Once you've established your connection with your Fusion Warehouse, it's high time to explore what's in it.
The best way to see what’s in your Fused Database is by running a simple “show tables” command. After which you’ll be able to identify the fused, raw, and links tables in your warehouse.
As you can see, the fused tables will always begin with fused “underscore” -- followed by the object. In this example, we have fused_activity and fused_company. But it could easily be fused_contact or fused_opportunity, and so on.
These fused tables are the real special sauce that will power your analysis because what Fusion’s done is gather every major object type and organize them nice and neat as Fused objects like contacts and opportunities.
But the raw records are also there. Once I connect my systems, Fusion will also go ahead and replicate all the raw data from my systems. So when I connect my Fused Warehouse to my BI tool, I’ll see these raw tables marked as the system + object. In this example they’re marked with names like: gotoweb, which is the system, followed by an underscore, then object, which is session. And the same pattern applies to this second example where we have hubspot, the system, tied to the contact object. In other words, not only do I get every major category, combined in a hyper intelligent way -- I also have access to the original data source, too.
And finally, we have the links tables, whose importance cannot be understated.Think of a links table like a pencil. It doesn’t do anything by itself. It also doesn’t do anything just in my hand. But it can do incredible things when I bring that pencil onto a sketch pad and begin to draw what I see in my mind. In that sense, the links tables form relationships between my SaaS applications’ different objects. So, for example, I could have an Activity object and a Ticket object and want to know how my customers’ activities relate to the number of tickets in my support systems. I could also link any company and tie it to a contact.
OK, but these are just the names of my warehouse tables. The data model here shows how all three relate to one another.
Let’s say Jane Doe exists in both HubSpot and Salesforce. Meaning both connectors will have her in their raw records. Both HubSpot and Salesforce have data about the Company she’s worked at, and so they combine that information into a Fused Company table. And likewise, the same thing goes for her Contact information. That also goes into a Fused Contacts table.

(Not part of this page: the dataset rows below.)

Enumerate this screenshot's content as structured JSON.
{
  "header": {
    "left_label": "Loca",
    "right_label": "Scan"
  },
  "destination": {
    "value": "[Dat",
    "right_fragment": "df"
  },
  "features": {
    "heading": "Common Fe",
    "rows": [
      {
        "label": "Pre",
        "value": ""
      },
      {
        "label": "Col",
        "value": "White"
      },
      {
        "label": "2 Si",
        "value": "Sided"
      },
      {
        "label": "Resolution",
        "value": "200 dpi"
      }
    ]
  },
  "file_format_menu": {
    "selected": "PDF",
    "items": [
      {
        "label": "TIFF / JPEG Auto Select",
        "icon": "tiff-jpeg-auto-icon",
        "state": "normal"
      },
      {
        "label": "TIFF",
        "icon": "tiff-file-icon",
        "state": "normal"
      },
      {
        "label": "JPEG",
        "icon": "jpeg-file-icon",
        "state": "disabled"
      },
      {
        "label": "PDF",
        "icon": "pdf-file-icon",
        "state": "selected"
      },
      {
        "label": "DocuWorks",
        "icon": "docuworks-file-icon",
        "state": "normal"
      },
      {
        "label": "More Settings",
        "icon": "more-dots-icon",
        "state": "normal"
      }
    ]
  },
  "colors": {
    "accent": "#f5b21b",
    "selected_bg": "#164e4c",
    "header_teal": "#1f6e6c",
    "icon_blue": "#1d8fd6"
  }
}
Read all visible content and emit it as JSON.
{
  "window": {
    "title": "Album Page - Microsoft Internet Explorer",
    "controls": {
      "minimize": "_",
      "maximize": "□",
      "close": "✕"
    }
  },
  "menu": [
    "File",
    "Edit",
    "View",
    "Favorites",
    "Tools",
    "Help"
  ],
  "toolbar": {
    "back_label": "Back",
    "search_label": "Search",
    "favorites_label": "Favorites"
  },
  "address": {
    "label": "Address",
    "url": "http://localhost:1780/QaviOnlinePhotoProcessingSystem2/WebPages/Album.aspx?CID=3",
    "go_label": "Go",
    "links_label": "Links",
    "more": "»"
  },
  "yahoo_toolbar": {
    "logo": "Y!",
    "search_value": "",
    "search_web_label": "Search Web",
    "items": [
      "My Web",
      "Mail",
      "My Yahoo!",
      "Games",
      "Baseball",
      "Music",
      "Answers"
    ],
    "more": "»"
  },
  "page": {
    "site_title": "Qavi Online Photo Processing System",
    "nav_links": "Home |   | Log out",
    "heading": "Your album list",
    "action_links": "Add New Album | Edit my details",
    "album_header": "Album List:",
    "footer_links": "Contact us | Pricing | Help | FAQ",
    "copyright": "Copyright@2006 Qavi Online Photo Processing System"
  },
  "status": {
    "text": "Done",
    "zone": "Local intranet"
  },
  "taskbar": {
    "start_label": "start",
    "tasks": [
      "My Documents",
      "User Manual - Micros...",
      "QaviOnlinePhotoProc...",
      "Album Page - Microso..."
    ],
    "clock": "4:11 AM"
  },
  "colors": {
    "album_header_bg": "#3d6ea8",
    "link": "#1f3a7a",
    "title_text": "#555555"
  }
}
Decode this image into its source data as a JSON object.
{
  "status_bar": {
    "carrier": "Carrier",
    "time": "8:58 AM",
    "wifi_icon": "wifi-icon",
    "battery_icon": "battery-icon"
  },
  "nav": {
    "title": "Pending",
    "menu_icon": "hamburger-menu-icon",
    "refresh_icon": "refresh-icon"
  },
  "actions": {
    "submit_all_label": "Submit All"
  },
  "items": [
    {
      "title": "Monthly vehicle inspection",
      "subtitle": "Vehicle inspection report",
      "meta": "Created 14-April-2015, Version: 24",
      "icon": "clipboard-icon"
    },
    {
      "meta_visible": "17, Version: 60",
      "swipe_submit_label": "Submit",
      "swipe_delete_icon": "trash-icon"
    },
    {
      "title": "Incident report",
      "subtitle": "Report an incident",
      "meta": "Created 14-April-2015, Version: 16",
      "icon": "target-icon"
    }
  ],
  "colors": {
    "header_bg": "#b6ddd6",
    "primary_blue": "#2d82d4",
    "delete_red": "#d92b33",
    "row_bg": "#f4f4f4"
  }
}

Using the Links Company Contacts table, I can now return a report with all the data that relates to Jane Doe from both connectors. Take a moment to let that sink in. Because this is not something I could do natively, in either HubSpot or Salesforce. Nor is it something I could do by exporting data or reading their APIs unless I did a whole lot of data prep. All the data about Jane Doe, and customers like her, is a million-fold more accessible and easier to work with. All the data about her is standardized and up-to-date.